Principles & Framework
Approved: June 25, 2008
Revised: June, 2014
The College of Physicians and Surgeons of Alberta (the “College”), through direction from the Council, attempts whenever possible to manage any concerns about a physician’s health outside of the complaints process. This is possible because the Physician Health Monitoring Committee (the “PHMC”), a subcommittee of the Competence Committee, has Rules which establish the authority to manage health issues in a quality assurance manner. The PHMC has also established policies which guide the actions of the responsible Assistant Registrar (the “Assistant Registrar”).
The College is responsible for ensuring that its members are not suffering from any medical condition that could interfere with their ability to practice medicine safely. Public safety is paramount, and the College provides support and direction to physicians so that their health conditions can be managed and they can continue to practice safely.
Physicians often worry that if something comes to the attention of the PHMC, this will automatically result in loss of the ability to practice or that their personal health information will be made available to the public or to all College staff.

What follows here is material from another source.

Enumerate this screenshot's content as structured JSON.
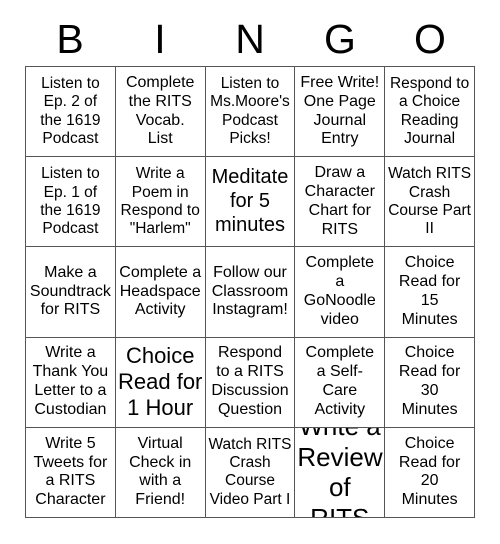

The principles under which the PHMC operates include the following:
- The Assistant Registrar provides direction and support, but does not provide directly any form of treatment.
- The Assistant Registrar strongly encourages the physician’s right to access all available resources, including the Physician and Family Support Program operated by the Alberta Medical Association (the “PFSP”) and the Case Coordination function of the PFSP.
- The Assistant Registrar will work collaboratively with physicians to manage health conditions to ensure safe, continuing practice.
- Evidence and expert opinion will be used when determining the course of action.
- Most physicians manage their health conditions in a way that the impact on the practice and care of patients is minimized.
- The physician’s personal health information is kept strictly confidential at all times. Specific information about who has access to this information, and under which circumstances, can be found in the related document Physicians’ Personal Health Information.
Physicians may come to the attention of the College in a variety of ways. At the time of registration and annual renewal, physicians are asked about their health issues. Physicians may also self-report significant health issues at any time. On occasion, colleagues or other health professionals will bring a physician to the attention of the Assistant Registrar when they are concerned about the impact of a physician’s health on their medical practice.
The approach of the Assistant Registrar is first to assess the potential risk to patients, and should the physician be perceived to have significant impairment or to lack capacity, voluntarily withdrawal from practice may be requested until there is a full assessment of health issues and risk to patients. On rare occasions it may be necessary to refer the matter to the Complaints Director for consideration of the use of provisions in Section 118 of the Health Professions Act, if the physician will not voluntarily withdraw and there is reason to believe that there is a lack of capacity to care safely for patients.
If there is no immediate risk to patients, an assessment of the health issues may involve any of the following: meeting with the Assistant Registrar, reports from treating physicians, independent assessment and/or reports from the work place. These reports then form the basis of any ongoing requirements to monitor the physician’s health and ensure that they are compliant to treatment recommendations and remain safe to practice.
There may be limitations placed on the practice of the physicians to ensure they remain healthy. If these limitations solely relate to the health of the physician they are kept confidential, but if they are solely related to practice, they can be included on the physician’s practice permit. These conditions could include such things as: limitations to night call, restriction on the type and number of patients seen, or restrictions of the practice type or location.